‘The period between 1878 and 1882 has been described as the point when Impressionism reached a crisis,’ Riopelle has concluded. ‘While it is undoubtedly true that the cohesiveness of the group of artists that gave birth to the Impressionist exhibitions was beginning to come apart… looking at the evidence of the paintings Renoir made at this time demonstrates that the artist himself was not experiencing any artistic crisis but was, in fact, making some of the finest landscapes of his career, employing methods first developed in the mid-1870s, albeit pushed to productive extremes’ (C. Riopelle, op. cit., p. 232).

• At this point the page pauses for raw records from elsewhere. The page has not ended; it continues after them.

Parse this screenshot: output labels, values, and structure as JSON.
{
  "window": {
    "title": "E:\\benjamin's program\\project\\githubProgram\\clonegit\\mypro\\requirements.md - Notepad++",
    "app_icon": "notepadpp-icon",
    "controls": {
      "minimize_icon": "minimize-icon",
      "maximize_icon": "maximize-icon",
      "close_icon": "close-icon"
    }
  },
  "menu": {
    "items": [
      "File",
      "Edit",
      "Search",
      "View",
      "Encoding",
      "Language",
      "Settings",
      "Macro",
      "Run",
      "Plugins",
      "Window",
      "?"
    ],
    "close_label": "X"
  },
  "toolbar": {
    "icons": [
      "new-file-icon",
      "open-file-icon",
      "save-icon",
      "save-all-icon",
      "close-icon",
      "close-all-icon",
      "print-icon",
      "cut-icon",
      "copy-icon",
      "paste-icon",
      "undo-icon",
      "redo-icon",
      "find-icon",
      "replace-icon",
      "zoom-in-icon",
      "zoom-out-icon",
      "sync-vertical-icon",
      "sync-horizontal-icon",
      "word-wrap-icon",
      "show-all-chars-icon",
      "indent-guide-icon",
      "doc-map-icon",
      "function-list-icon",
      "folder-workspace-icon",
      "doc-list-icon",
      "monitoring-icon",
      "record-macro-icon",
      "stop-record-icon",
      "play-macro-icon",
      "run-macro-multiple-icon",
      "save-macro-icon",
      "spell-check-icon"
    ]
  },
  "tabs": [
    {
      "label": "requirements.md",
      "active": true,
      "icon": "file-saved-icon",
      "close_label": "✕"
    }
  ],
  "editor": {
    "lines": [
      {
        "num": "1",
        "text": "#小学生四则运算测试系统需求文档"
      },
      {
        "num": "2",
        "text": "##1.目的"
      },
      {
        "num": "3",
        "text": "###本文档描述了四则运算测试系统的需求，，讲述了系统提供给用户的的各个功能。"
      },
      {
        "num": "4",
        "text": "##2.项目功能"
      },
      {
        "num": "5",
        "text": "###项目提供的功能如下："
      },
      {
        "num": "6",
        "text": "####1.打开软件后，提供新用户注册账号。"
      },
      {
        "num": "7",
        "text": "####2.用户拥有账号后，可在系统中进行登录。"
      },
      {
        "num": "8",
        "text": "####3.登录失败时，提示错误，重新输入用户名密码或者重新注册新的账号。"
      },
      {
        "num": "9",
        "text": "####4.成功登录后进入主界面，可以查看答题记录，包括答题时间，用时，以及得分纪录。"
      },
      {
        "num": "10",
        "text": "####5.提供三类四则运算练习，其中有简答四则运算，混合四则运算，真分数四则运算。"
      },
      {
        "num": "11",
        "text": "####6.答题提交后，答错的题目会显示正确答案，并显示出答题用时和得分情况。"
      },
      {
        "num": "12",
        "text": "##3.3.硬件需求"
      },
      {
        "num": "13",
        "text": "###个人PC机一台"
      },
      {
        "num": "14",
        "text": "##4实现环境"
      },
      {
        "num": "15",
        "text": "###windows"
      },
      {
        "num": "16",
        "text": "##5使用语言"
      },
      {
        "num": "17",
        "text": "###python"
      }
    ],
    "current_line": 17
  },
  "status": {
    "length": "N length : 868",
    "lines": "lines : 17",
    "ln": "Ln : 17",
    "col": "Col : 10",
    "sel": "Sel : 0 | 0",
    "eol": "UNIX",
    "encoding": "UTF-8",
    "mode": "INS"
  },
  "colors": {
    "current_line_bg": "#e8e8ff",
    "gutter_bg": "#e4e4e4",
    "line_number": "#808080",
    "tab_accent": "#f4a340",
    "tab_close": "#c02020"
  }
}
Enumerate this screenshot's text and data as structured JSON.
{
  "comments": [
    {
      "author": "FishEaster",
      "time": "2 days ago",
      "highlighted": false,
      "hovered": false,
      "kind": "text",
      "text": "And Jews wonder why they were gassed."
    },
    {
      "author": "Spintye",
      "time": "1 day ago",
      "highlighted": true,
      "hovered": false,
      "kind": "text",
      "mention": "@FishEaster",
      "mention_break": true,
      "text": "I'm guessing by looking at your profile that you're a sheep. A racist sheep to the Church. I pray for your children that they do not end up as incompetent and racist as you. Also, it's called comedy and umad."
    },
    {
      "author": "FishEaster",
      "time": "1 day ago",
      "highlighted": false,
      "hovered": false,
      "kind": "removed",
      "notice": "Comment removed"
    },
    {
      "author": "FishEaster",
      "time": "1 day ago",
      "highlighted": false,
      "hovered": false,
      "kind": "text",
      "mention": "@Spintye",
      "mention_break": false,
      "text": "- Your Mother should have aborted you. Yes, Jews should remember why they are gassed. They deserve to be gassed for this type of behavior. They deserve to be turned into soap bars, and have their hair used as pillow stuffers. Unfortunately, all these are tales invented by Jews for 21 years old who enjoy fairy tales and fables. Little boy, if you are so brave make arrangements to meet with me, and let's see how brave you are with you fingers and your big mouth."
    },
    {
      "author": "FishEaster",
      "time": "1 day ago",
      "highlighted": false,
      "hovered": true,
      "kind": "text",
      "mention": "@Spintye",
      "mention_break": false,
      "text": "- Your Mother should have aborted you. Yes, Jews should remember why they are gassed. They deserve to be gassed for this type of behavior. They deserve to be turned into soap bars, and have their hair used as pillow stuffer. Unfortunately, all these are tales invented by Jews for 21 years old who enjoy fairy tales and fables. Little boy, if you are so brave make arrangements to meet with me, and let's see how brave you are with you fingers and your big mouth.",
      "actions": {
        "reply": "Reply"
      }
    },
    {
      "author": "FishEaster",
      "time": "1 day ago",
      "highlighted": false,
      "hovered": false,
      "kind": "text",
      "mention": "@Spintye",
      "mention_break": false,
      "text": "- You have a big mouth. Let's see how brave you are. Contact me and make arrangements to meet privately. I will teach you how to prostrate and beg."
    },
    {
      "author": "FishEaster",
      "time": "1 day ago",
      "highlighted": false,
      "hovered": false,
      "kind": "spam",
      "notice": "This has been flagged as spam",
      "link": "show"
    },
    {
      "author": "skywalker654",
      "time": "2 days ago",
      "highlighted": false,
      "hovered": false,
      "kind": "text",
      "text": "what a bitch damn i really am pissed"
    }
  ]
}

Canotage à Bougival remained in Renoir’s possession for around a decade after he completed it. On 25 August 1891, he sold it to the legendary impressionist dealer Paul Durand-Ruel, who was one of the few people to support, both financially and morally, the radical movement from its earliest days. One of Durand-Ruel’s most pioneering strategies was his decision to open an eponymous gallery in New York, therefore presenting Impressionism to an American audience, and he quickly established a keen market for the work of Monet, Renoir, Pissarro and others there. Bought from Durand-Ruel by a wealthy American, Arthur B. Emmons, Canotage à Bougival was, in 1920, acquired by one of the most important collectors of the Twentieth Century: Dr Albert C. Barnes. His collection of modern art remains among the greatest of its kind, featuring innumerable masterpieces by Henri Matisse, Paul Cézanne, Pablo Picasso and Renoir. A scientist who amassed a great fortune in the pharmaceutical industry, Barnes began collecting art in 1912, buying the work of Picasso, Van Gogh and Renoir. ‘I am convinced that I cannot get too many Renoirs,’ he wrote to Leo Stein in 1913, ‘and next time I’m in Paris I’m going to go after some more’ (A.C. Barnes, quoted in M. Lucy & J. House, op. cit., p. 21). His interest in Renoir soon developed into a fervent passion. By 1915, he had acquired just under forty works by the artist, writing to Durand-Ruel, ‘It is fair to say that I have spent in purchasing paintings by Renoir the sum of a million and a half francs, and it is my hope to make this collection one of the best in the world’ (A.C. Barnes, quoted in M. Lucy & J. House, ibid., p. 21). This passion grew into an obsession, and by 1920, the year he bought Canotage à Bougival, he had the largest collection of Renoir’s art in the world. Renoir was the artist whom Barnes admired above all others, as he explained in 1914, ‘Renoir has been to me the most all-satisfying of any man’s work I know… Perhaps the thing that most interests me in Renoir, that most strikes a personal response is, what seems to me, his joy in painting the real life of red-blooded people, and his skill in conveying his sensations to my consciousness’ (A.C. Barnes, quoted in M. Lucy & J. House, ibid., p. 33). On the occasion of the artist’s death in 1919, he stated emphatically, ‘For years he has been my God – no religion or no poetry could have so combined value and existence for me’ (A.C. Barnes, quoted in M. Lucy & J. House, ibid., p. 30).